Report: Proposed coal plant could hike up energy bills

Georgia Watch study says consumers’ bills could increase $165-240

A consumer advocacy group says a controversial coal power plant proposed near Sandersville by several electric-membership cooperatives could cause ratepayers’ electric bills to increase anywhere between $165 to $240.

“If the proposed plant is built, rate increases will no longer be modest,” says the report, which was conducted by TR Associates and released by Georgia Watch. “The plant will also cause long-term financial headaches for the electric membership cooperative (EMC’s) and others who sign on to purchase power from Plant Washington.”

  • During the first year of operation, the average electric rate increase would be 16 percent, eight times higher than what consumers might normally expect.
  • In actual dollars (for an average household using 1000 kWh per month) this is an average additional cost of $208.00 to the household budget annually. Depending upon where consumers live, the annual increase would range from $165 to $240.
  • During the early years of Plant Washington’s coal-fired operation consumers can expect at least an additional $50.00 annual charge to pay for the cost of new carbon regulations.
  • Considering the full impact of future energy regulation, the costs of Plant Washington could raise annual prices by an estimated $258 per year for the average household.

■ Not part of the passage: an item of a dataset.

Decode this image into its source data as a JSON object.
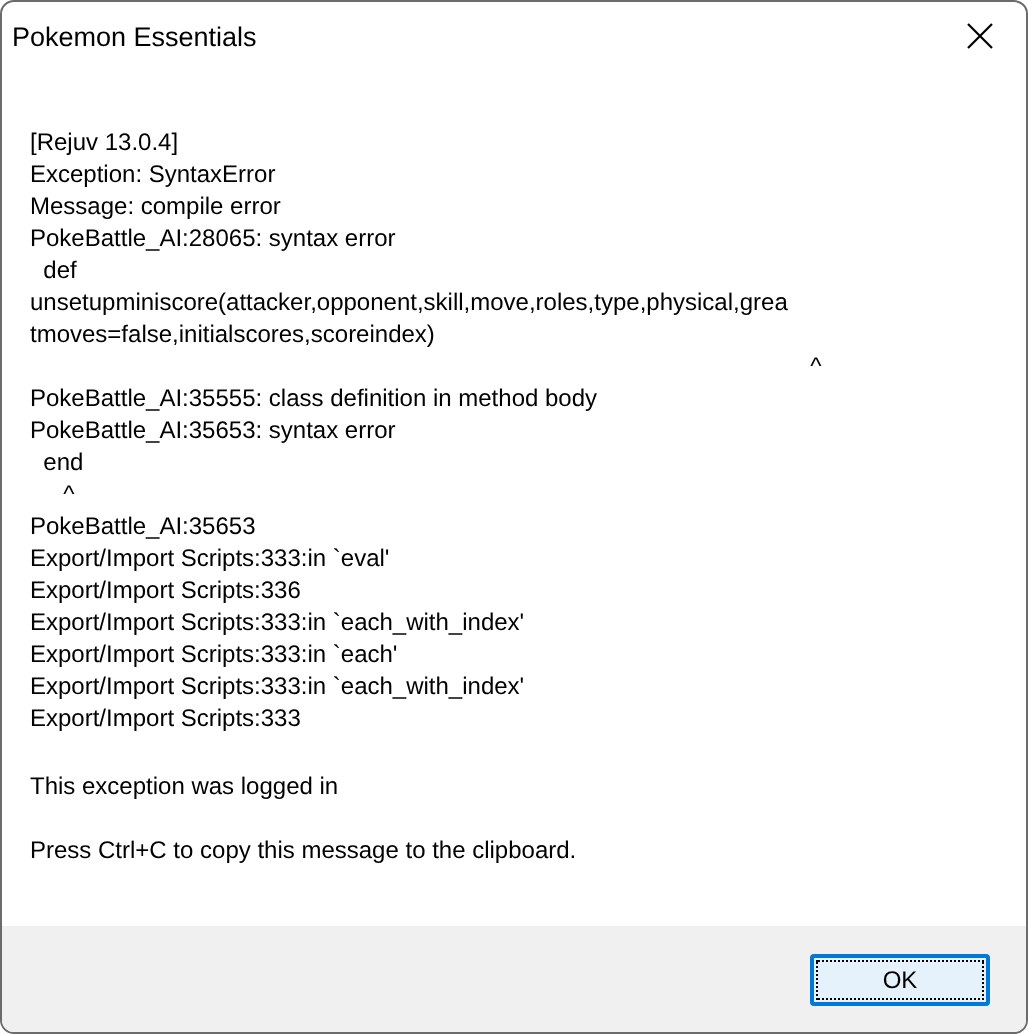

And if the plant weren’t constructed, as environmentalists have urged? Electricity bills would increase only 2 percent.

A spokesman for Power4Georgians, the firm pushing the project, told the Atlanta Business Chronicle the firm is confident about the project:

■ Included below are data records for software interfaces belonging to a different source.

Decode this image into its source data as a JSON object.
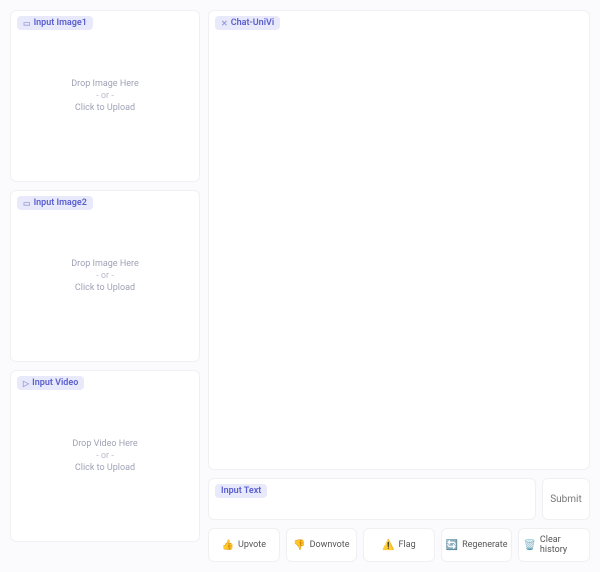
{
  "left": {
    "image1": {
      "label": "Input Image1",
      "drop1": "Drop Image Here",
      "drop2": "- or -",
      "drop3": "Click to Upload"
    },
    "image2": {
      "label": "Input Image2",
      "drop1": "Drop Image Here",
      "drop2": "- or -",
      "drop3": "Click to Upload"
    },
    "video": {
      "label": "Input Video",
      "drop1": "Drop Video Here",
      "drop2": "- or -",
      "drop3": "Click to Upload"
    }
  },
  "chat": {
    "label": "Chat-UniVi"
  },
  "textbox": {
    "label": "Input Text"
  },
  "submit": {
    "label": "Submit"
  },
  "buttons": {
    "upvote": {
      "icon": "👍",
      "label": "Upvote"
    },
    "downvote": {
      "icon": "👎",
      "label": "Downvote"
    },
    "flag": {
      "icon": "⚠️",
      "label": "Flag"
    },
    "regen": {
      "icon": "🔄",
      "label": "Regenerate"
    },
    "clear": {
      "icon": "🗑️",
      "label": "Clear history"
    }
  }
}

Dean Alford said if the consortium’s numbers don’t hold up, the project won’t qualify for financing and, thus, won’t get built.

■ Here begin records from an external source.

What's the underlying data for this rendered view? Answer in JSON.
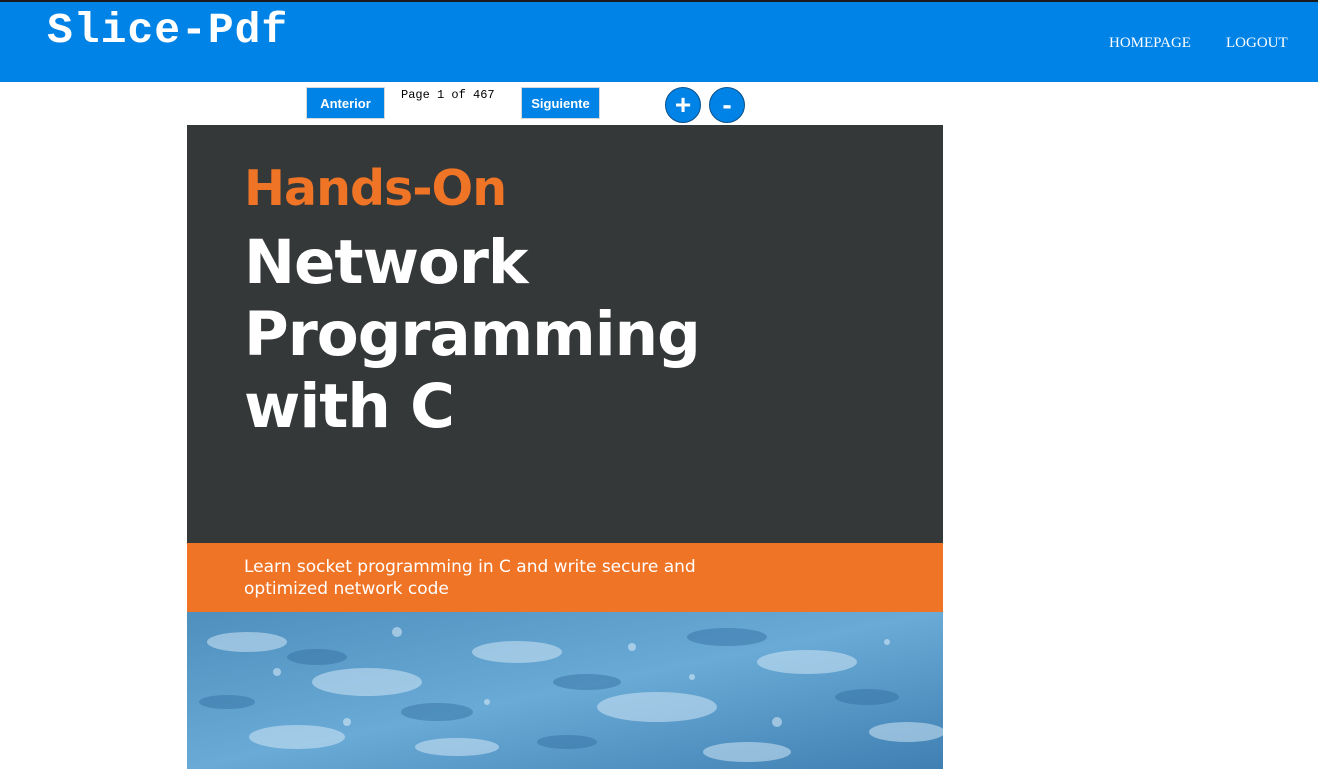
{
  "app": {
    "title": "Slice-Pdf"
  },
  "nav": {
    "homepage": "HOMEPAGE",
    "logout": "LOGOUT"
  },
  "viewer": {
    "prev_label": "Anterior",
    "next_label": "Siguiente",
    "page_indicator": "Page 1 of 467",
    "zoom_in_label": "+",
    "zoom_out_label": "-"
  },
  "document": {
    "cover": {
      "kicker": "Hands-On",
      "title_lines": [
        "Network",
        "Programming",
        "with C"
      ],
      "subtitle_lines": [
        "Learn socket programming in C and write secure and",
        "optimized network code"
      ]
    }
  },
  "colors": {
    "header_bg": "#0083e6",
    "cover_dark": "#353839",
    "cover_orange": "#f07426",
    "ice_blue": "#5a9bc8"
  }
}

“Before anyone loans anybody $2.1 billion, they’re going to do their due diligence on the need for the plant and if the cost is viable,” he said.